For the benefit of Cube-Lovers, here is rusin@washington.math.niu.edu

(Dave Rusin)'s remark on finding a presentation of Rubik's cube.

You have a group Rubik generated by the 6 90-degree rotations g_i.

Let F be the free group on 6 generators x_i and f: F --> Rubik the

obvious homomorphism. There is a big kernel N of f. (It is actually a

free group: subgroups of free groups are free). You wish to find the

smallest (free) subgroup K of N such that N is the normal closure

of K in F. (When you give a presentation of Rubik in the form

Rubik = <g_1, ..., g_6 | word_1=1, word_2=1, ...>,

you are implicitly describing K as the subgroup of F generated by the

corresponding words in the x_i.)

To give this process at least a chance of success, you abelianize it:

Let N_ab be the free abelian group N/[N,N], so that there is a natural

map from N into N_ab. Since N is normal in F and [N,N] is

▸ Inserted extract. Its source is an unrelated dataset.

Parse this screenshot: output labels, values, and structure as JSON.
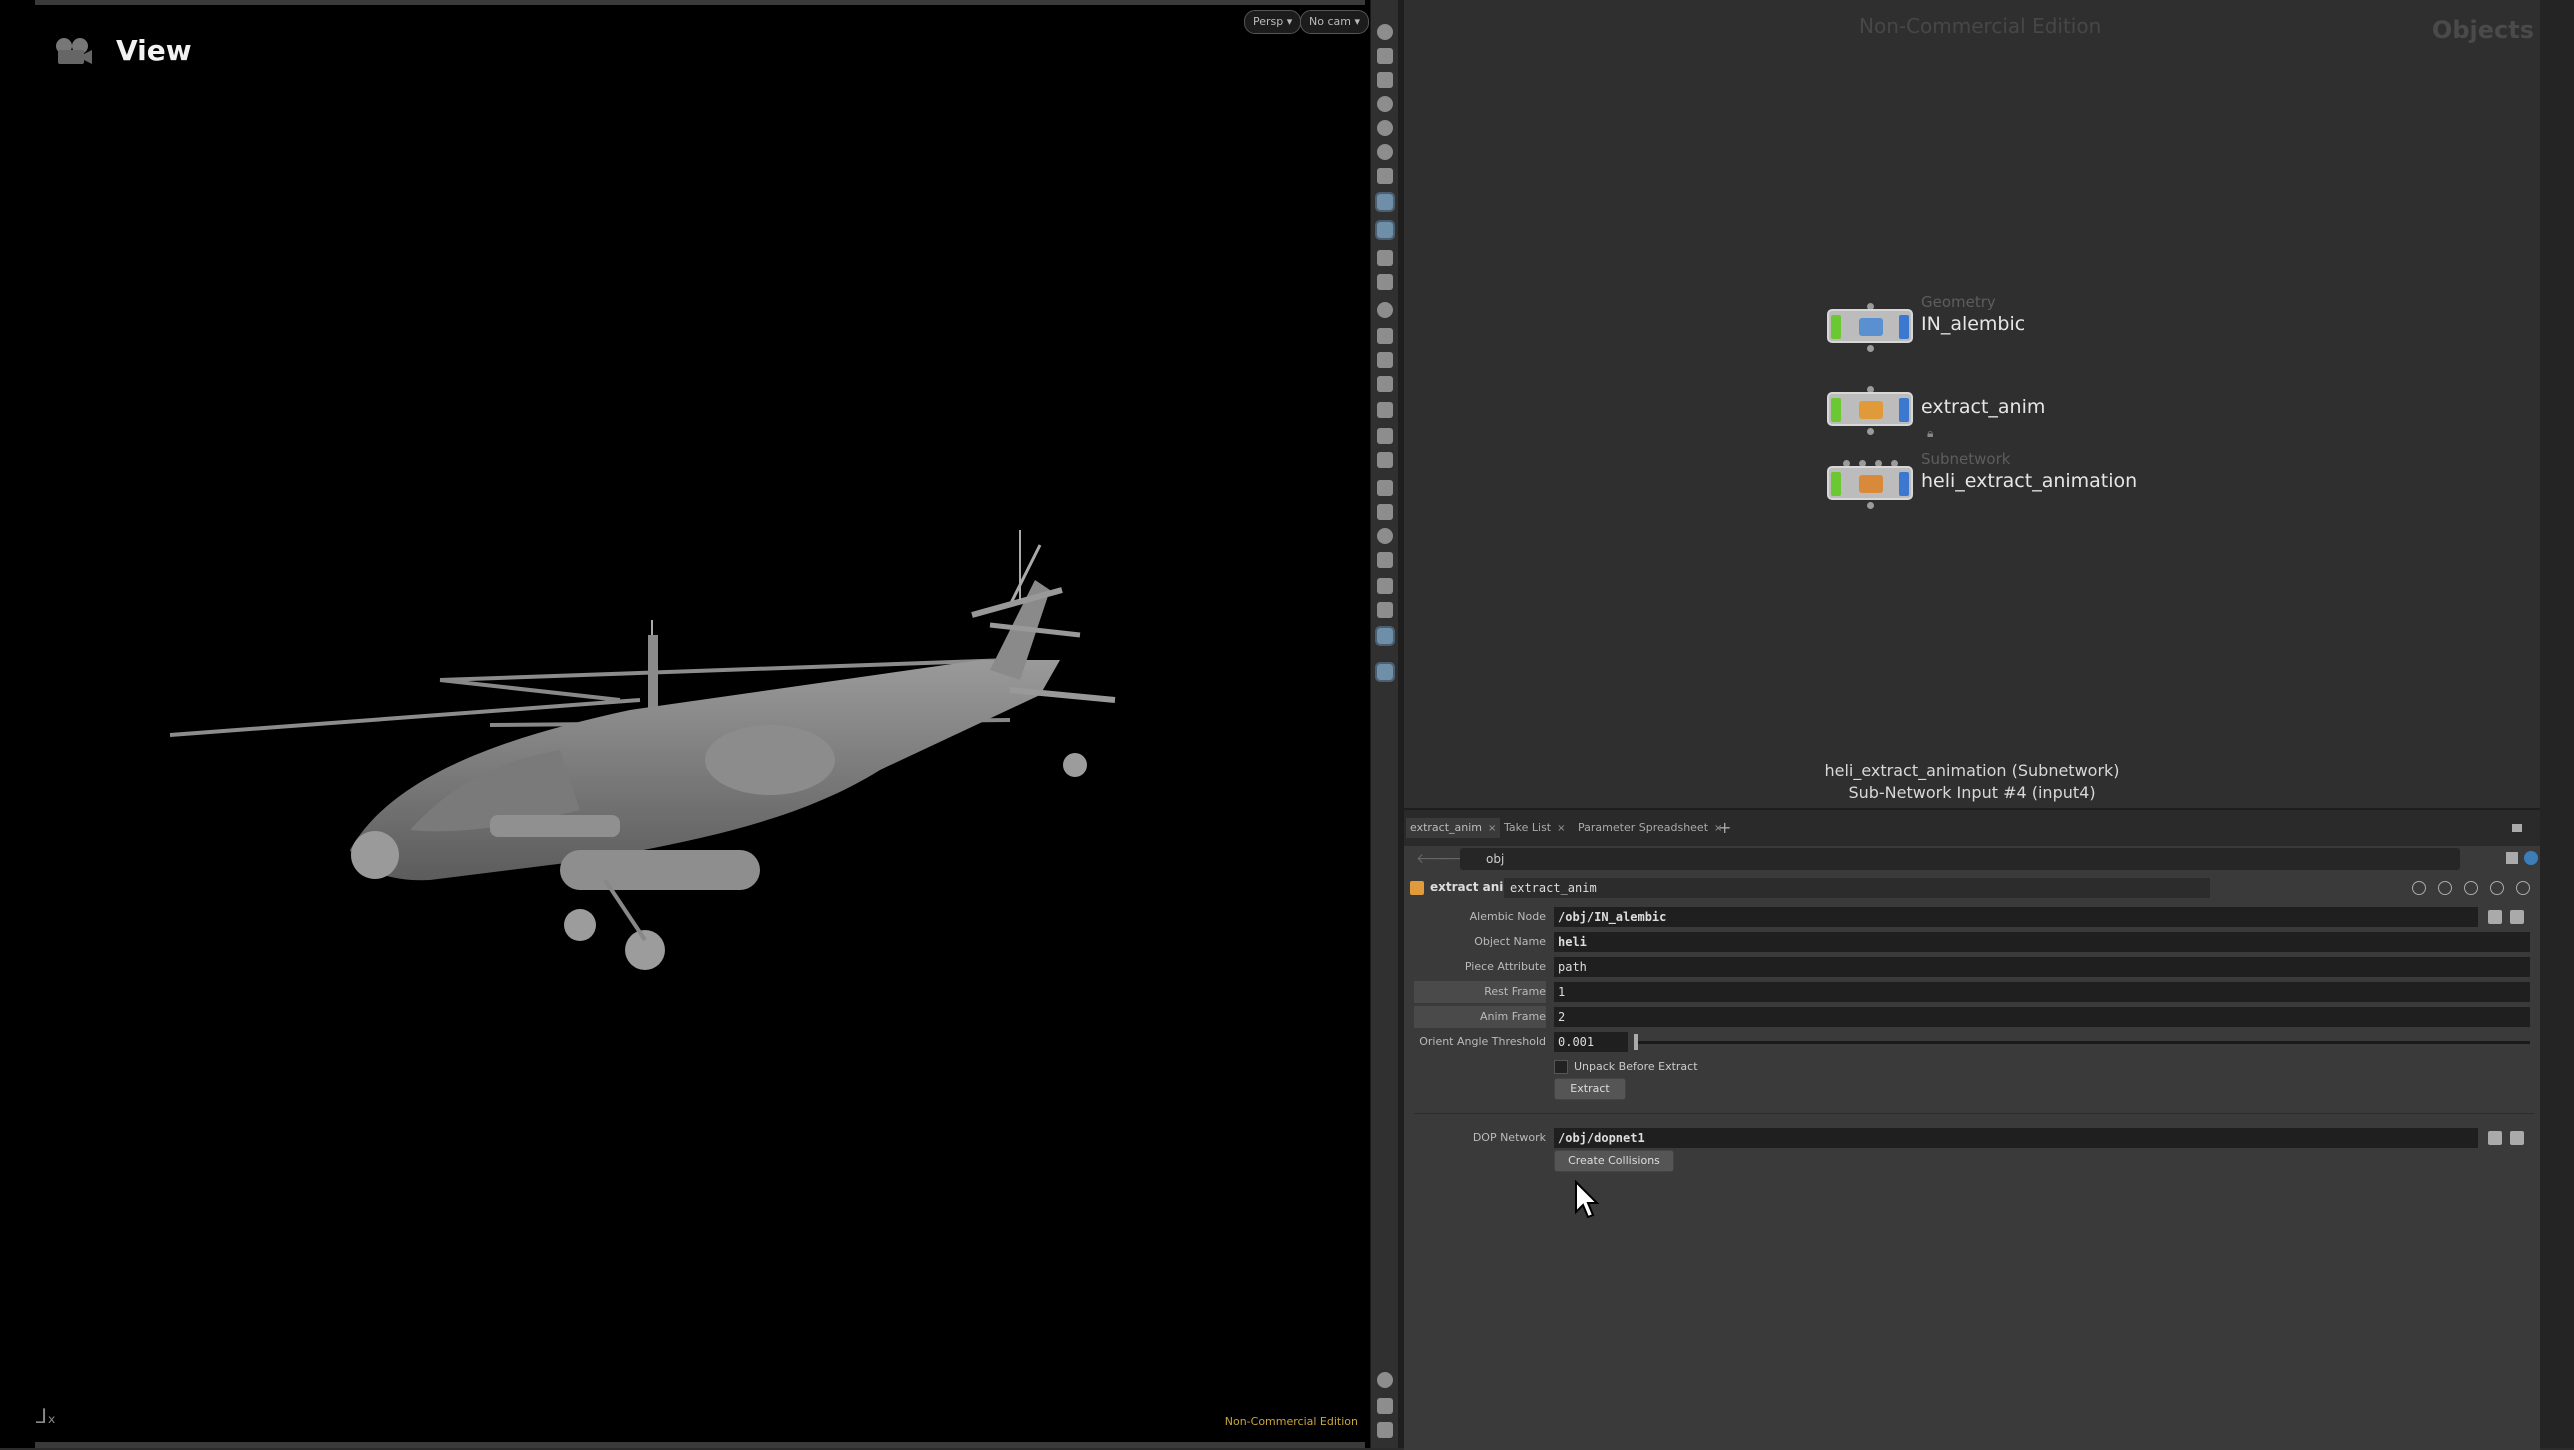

characteristic in N, the action of F by conjugation on N lifts to an

action of F on N_ab; even better, the subgroup N < F acts trivially on

N_ab, so that F/N (i.e., the Rubik group itself) acts on N_ab.

We think of N_ab as a Rubik-module (or better, as a Z[Rubik]-module).

The subgroup K < N also maps to a subgroup K[N,N]/[N,N] of N_ab;

significantly, N is the F-closure of K iff N=[K,F]K so that N_ab

is generated as a Z[Rubik]-module by F.

Thus, the question of what constitutes a minimal set of

relations is the same as asking for the number of generators needed for

a certain Rubik-module. (Of course, while you're at it, you might as well

ask for a whole presentation or resolution of the Rubik-module. Inevitably,

you will be led to questions of group cohomology.)

He also included GAP's help file on the cube, which I think has been

posted here already.

Dan

Hoey@AIC.NRL.Navy.Mil